Nothing is a 100% guarantee. Fakes and tampered products will always slip through any set of controls. The problem is arguably worse with sealed products. And as we discussed, grading presents its own set of problems.
However, we put together the best tips for avoiding getting scammed.
Steve says that sometimes when he looks at a pack, there is a general sense that something is wrong. “Pay attention to anything that sends up a red flare.” But, he says, you should not be afraid to walk away when you get a bad feeling about a pack.
It is not too hard to imagine unopened products from the junk wax era surviving till now. But how about the ancient stuff? Some unopened stuff has been sitting around for 70-80 years. So how does it turn up unopened?
We asked Steve, and he has an interesting answer: “I’ve gone to shows and had people walk in, in the Boston show; about seven years ago, a guy walked in and showed me pictures of unopened boxes of 1956 and one was 1957. It was in a barn where they stored things. They kept getting pushed farther and farther back and were forgotten.”

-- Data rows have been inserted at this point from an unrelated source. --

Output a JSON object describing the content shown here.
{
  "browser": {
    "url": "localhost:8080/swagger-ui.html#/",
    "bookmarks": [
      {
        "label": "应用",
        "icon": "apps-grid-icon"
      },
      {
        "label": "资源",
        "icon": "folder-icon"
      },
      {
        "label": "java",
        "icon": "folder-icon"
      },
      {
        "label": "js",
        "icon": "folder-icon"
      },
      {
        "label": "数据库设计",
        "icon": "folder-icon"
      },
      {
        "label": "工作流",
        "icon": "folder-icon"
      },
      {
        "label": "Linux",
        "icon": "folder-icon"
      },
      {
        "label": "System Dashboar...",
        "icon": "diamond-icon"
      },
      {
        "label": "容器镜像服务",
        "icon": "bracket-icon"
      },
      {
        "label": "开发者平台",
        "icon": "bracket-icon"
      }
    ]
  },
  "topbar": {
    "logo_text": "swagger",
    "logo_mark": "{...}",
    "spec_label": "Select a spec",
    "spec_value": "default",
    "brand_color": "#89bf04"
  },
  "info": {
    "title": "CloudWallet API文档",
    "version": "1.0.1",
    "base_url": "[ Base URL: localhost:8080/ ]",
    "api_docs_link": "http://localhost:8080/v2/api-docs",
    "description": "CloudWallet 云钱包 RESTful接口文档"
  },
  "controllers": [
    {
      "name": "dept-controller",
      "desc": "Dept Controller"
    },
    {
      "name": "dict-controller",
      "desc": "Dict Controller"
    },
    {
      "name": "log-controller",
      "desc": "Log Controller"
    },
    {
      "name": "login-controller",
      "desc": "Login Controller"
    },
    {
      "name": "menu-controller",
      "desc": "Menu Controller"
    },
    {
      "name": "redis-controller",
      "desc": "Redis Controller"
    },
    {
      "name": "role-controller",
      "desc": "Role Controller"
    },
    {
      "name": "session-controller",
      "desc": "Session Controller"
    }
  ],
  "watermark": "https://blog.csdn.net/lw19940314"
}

Hart says there are still vintage finds out there. But, he explained, “Things are still in attics, and things are still in barns. Older collectors and people are dying off, and then they show up for the first time in years when they sell off their estates.”
While usually, our staff picks out the best investments, we bow to Steve’s expertise on this one. I asked him for a good investment for high-end investors and low-end ones.
If you have a lot of funds to invest, Steve does not hesitate for a moment. “Get vintage basketball. It is way hotter than baseball, football, and certainly hockey.” Which packs? “1948 Bowman, 1957 Topps. More add and affordable is anything from 1961 Fleer and up. The 1970’s pack are affordable. Even though it’s gone up quite a bit.”
For investors with less liquidity, Steve recommends investing in junk wax. He says, “1980 and up, I would look for vending cases and wax cases from that period that you can pick up and throw up in the attic and forget about as an investment. Fleer basketball in the late 1980s and early 1990s. Those sets have great rookies. A box of, let’s say, 1990-91 Fleer was junk wax has probably gone up to 100$-150$. People are very interested in that. There are a lot of rookies in a lot of those cases.”
Sealed wax maintains a high price because it potentially has the best cards in the set. Therefore, it can be worth collecting and present a good investment. However, it offers its own unique set of challenges in terms of authentication and grading. Keep in mind that while everyone seems to have unopened Select 2020, no one is making new, unopened vintage products, and there are fewer every year.